However, radical Islamic ideology can be challenged and destroyed…from within. A growing movement in partnership with allies is already underway by Muslim reformers. Reformers are the new wave of Muslim scholars appearing nearly a millennia after the original Muslim free thinkers, the Mu’tazilites. The waves of movement in Islamic critical thought from the time of the Prophet, through his passing, and till today, shows that Islam is not the monolith German and Khera try to depict.

Andrew McCarthy, a former Chief Assistant U.S. Attorney, understands Islam has seen a struggle to define itself from its earliest days. As McCarthy points out, Muslims “have not settled the question what is an authentic Islam.”

Dr. Zuhdi Jasser, a top North American Muslim Reformer, sees Muslim reformers “as the most essential head of spear in the battle against Islamic theocracy.” The largest collective of Muslim Reformers are presently in the United States.

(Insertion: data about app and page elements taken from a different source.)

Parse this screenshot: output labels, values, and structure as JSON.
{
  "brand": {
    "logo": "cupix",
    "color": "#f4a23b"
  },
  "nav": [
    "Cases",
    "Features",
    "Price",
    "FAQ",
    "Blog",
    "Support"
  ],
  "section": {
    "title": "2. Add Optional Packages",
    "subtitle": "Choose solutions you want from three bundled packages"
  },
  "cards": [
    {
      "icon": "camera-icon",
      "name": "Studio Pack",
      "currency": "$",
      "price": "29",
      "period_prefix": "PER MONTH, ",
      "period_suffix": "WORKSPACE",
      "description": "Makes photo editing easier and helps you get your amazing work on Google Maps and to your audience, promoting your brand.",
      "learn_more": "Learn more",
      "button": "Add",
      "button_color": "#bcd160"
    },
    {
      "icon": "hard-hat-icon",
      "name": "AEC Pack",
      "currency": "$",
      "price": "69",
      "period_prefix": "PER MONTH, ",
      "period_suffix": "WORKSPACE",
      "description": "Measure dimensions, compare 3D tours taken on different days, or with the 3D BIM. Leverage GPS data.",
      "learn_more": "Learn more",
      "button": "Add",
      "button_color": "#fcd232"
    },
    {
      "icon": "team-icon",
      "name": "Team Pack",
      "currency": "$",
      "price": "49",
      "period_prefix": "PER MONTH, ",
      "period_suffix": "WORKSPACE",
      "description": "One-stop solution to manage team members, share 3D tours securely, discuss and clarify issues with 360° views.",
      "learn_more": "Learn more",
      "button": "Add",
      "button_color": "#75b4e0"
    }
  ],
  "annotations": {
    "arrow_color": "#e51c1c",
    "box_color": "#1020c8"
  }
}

“Ideas of freedom can happen in the laboratory of America,” adds Dr. Jasser. The West offers Muslim voices for humanity a level of freedom that is unmatched in any other part of the world, making Western Muslim reformers critical in this battle against radical Islam — particularly because truthful conversations on faith are painted as persecution, courtesy of the regressive left.

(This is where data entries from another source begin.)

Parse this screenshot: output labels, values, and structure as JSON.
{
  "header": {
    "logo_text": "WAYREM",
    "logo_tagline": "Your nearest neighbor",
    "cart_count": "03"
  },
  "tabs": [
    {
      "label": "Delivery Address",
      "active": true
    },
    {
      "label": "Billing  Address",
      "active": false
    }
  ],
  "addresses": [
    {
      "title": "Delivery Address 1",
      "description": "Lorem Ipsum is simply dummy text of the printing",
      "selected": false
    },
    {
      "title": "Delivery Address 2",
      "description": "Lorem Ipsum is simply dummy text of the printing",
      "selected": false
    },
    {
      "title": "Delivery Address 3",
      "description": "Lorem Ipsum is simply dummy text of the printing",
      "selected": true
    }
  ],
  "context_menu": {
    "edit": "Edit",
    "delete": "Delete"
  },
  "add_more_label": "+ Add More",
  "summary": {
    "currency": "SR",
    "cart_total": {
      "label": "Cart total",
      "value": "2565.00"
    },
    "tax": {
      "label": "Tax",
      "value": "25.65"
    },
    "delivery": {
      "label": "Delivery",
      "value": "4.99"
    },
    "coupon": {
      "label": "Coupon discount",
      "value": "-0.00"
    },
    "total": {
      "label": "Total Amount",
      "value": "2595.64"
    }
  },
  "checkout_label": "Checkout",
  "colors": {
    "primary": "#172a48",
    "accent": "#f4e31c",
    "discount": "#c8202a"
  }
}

For McCarthy, the focus needs to shift to the supremacist interpretation of Islam that is fundamentally at odds with Western values. A clash of civilizations between Islam and the West is not a case of multiculturalism where room can be made for both. Islamic supremacism in its nature allows for only one ideology: its own.

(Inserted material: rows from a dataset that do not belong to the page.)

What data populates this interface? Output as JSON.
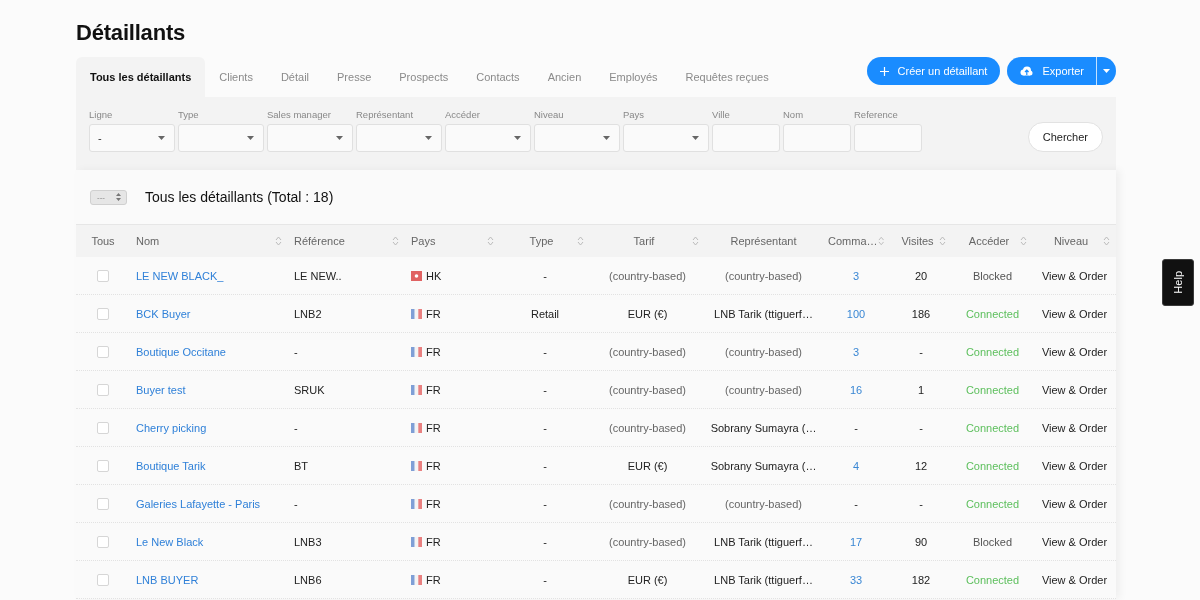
{
  "page": {
    "title": "Détaillants"
  },
  "tabs": [
    {
      "label": "Tous les détaillants",
      "selected": true
    },
    {
      "label": "Clients",
      "selected": false
    },
    {
      "label": "Détail",
      "selected": false
    },
    {
      "label": "Presse",
      "selected": false
    },
    {
      "label": "Prospects",
      "selected": false
    },
    {
      "label": "Contacts",
      "selected": false
    },
    {
      "label": "Ancien",
      "selected": false
    },
    {
      "label": "Employés",
      "selected": false
    },
    {
      "label": "Requêtes reçues",
      "selected": false
    }
  ],
  "actions": {
    "create_button": "Créer un détaillant",
    "export_button": "Exporter"
  },
  "filters": {
    "fields": [
      {
        "label": "Ligne",
        "kind": "select",
        "value": "-"
      },
      {
        "label": "Type",
        "kind": "select"
      },
      {
        "label": "Sales manager",
        "kind": "select"
      },
      {
        "label": "Représentant",
        "kind": "select"
      },
      {
        "label": "Accéder",
        "kind": "select"
      },
      {
        "label": "Niveau",
        "kind": "select"
      },
      {
        "label": "Pays",
        "kind": "select"
      },
      {
        "label": "Ville",
        "kind": "text"
      },
      {
        "label": "Nom",
        "kind": "text"
      },
      {
        "label": "Reference",
        "kind": "text"
      }
    ],
    "search_button": "Chercher"
  },
  "table": {
    "page_size": "---",
    "heading": "Tous les détaillants (Total : 18)",
    "columns": [
      {
        "label": "Tous",
        "sortable": false
      },
      {
        "label": "Nom",
        "sortable": true
      },
      {
        "label": "Référence",
        "sortable": true
      },
      {
        "label": "Pays",
        "sortable": true
      },
      {
        "label": "Type",
        "sortable": true
      },
      {
        "label": "Tarif",
        "sortable": true
      },
      {
        "label": "Représentant",
        "sortable": false
      },
      {
        "label": "Comma…",
        "sortable": true
      },
      {
        "label": "Visites",
        "sortable": true
      },
      {
        "label": "Accéder",
        "sortable": true
      },
      {
        "label": "Niveau",
        "sortable": true
      }
    ],
    "rows": [
      {
        "selected": false,
        "name": "LE NEW BLACK_",
        "reference": "LE NEW..",
        "flag": {
          "kind": "hk"
        },
        "country": "HK",
        "type": "-",
        "tarif": "(country-based)",
        "tarif_inherited": true,
        "representative": "(country-based)",
        "representative_inherited": true,
        "orders": "3",
        "orders_link": true,
        "visits": "20",
        "access": "Blocked",
        "access_connected": false,
        "niveau": "View & Order"
      },
      {
        "selected": false,
        "name": "BCK Buyer",
        "reference": "LNB2",
        "flag": {
          "kind": "fr"
        },
        "country": "FR",
        "type": "Retail",
        "tarif": "EUR (€)",
        "tarif_inherited": false,
        "representative": "LNB Tarik (ttiguerf…",
        "representative_inherited": false,
        "orders": "100",
        "orders_link": true,
        "visits": "186",
        "access": "Connected",
        "access_connected": true,
        "niveau": "View & Order"
      },
      {
        "selected": false,
        "name": "Boutique Occitane",
        "reference": "-",
        "flag": {
          "kind": "fr"
        },
        "country": "FR",
        "type": "-",
        "tarif": "(country-based)",
        "tarif_inherited": true,
        "representative": "(country-based)",
        "representative_inherited": true,
        "orders": "3",
        "orders_link": true,
        "visits": "-",
        "access": "Connected",
        "access_connected": true,
        "niveau": "View & Order"
      },
      {
        "selected": false,
        "name": "Buyer test",
        "reference": "SRUK",
        "flag": {
          "kind": "fr"
        },
        "country": "FR",
        "type": "-",
        "tarif": "(country-based)",
        "tarif_inherited": true,
        "representative": "(country-based)",
        "representative_inherited": true,
        "orders": "16",
        "orders_link": true,
        "visits": "1",
        "access": "Connected",
        "access_connected": true,
        "niveau": "View & Order"
      },
      {
        "selected": false,
        "name": "Cherry picking",
        "reference": "-",
        "flag": {
          "kind": "fr"
        },
        "country": "FR",
        "type": "-",
        "tarif": "(country-based)",
        "tarif_inherited": true,
        "representative": "Sobrany Sumayra (…",
        "representative_inherited": false,
        "orders": "-",
        "orders_link": false,
        "visits": "-",
        "access": "Connected",
        "access_connected": true,
        "niveau": "View & Order"
      },
      {
        "selected": false,
        "name": "Boutique Tarik",
        "reference": "BT",
        "flag": {
          "kind": "fr"
        },
        "country": "FR",
        "type": "-",
        "tarif": "EUR (€)",
        "tarif_inherited": false,
        "representative": "Sobrany Sumayra (…",
        "representative_inherited": false,
        "orders": "4",
        "orders_link": true,
        "visits": "12",
        "access": "Connected",
        "access_connected": true,
        "niveau": "View & Order"
      },
      {
        "selected": false,
        "name": "Galeries Lafayette - Paris",
        "reference": "-",
        "flag": {
          "kind": "fr"
        },
        "country": "FR",
        "type": "-",
        "tarif": "(country-based)",
        "tarif_inherited": true,
        "representative": "(country-based)",
        "representative_inherited": true,
        "orders": "-",
        "orders_link": false,
        "visits": "-",
        "access": "Connected",
        "access_connected": true,
        "niveau": "View & Order"
      },
      {
        "selected": false,
        "name": "Le New Black",
        "reference": "LNB3",
        "flag": {
          "kind": "fr"
        },
        "country": "FR",
        "type": "-",
        "tarif": "(country-based)",
        "tarif_inherited": true,
        "representative": "LNB Tarik (ttiguerf…",
        "representative_inherited": false,
        "orders": "17",
        "orders_link": true,
        "visits": "90",
        "access": "Blocked",
        "access_connected": false,
        "niveau": "View & Order"
      },
      {
        "selected": false,
        "name": "LNB BUYER",
        "reference": "LNB6",
        "flag": {
          "kind": "fr"
        },
        "country": "FR",
        "type": "-",
        "tarif": "EUR (€)",
        "tarif_inherited": false,
        "representative": "LNB Tarik (ttiguerf…",
        "representative_inherited": false,
        "orders": "33",
        "orders_link": true,
        "visits": "182",
        "access": "Connected",
        "access_connected": true,
        "niveau": "View & Order"
      }
    ]
  },
  "help": {
    "label": "Help"
  }
}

So while German underscores that radical Islam is not a problem – that it is a misnomer – McCarthy points to history which shows us something entirely different. He summarizes that a struggle in Islam has been “ongoing for fourteen centuries supported by centuries of scholarship,” adding that “Islam is less a religion than a political radicalization with a religious veneer.”

McCarthy doesn’t see this as something the U.S. can fix, but it is something that we need to understand and not obscure – particularly because as Chris Gaubatz added, “We can kill every member of Al-Qaeda tomorrow, but it won’t end.”

Zuhdi Jasser added that America has “a sophisticated whack-a-mole system” of combatting terrorism. These are key assessment recognizing that ultimately we need to target the ideology and develop a system that moves beyond a fear of might trigger ISIS – a running theme for both Khera and German.

Khera along with German were both supported by Senator Dick Durbin who brought up a failed ongoing argument that needs to die: Westboro and the KKK are no more Christian than ISIS is Islamic. A cheap, tired trick, it shows a fundamental lack of knowledge about both Islam and Christianity.

Westboro and KKK are not acting in the footsteps of Jesus. However, ISIS is in many ways following the post-Medina violent warring behavior of its prophet, Muhammad. If we’re to see whether something is Islamic or Christian, we need to look at the verses and the leadership. Christianity did not have a violent Jesus and the teachings of Christ himself do not advocate violence. On the other hand, Islam has a violent version of Muhamad, which however justified in whatever context, is still violent and includes violent rhetoric that justified jihadi and supremacist agendas.

Germans builds on the back and forth highlighting Nazi Germany was defeated in part by criminalizing the ideology, something he feels can’t be done with Islam because the ideology can’t be scrubbed. I would argue we’ve already scrubbed so much: over 900 instances of references to jihad and Islam from official documents in what is a systematic purge of intelligence in a critical war.

Let’s go further still and get to the actual problem: the ideology. We need to do the same to political and violent doctrines in Islam, while supporting alternate voices found in reformers who are well on their way by outrightly challenging the theology or through grassroots efforts calling for modernized adaptations.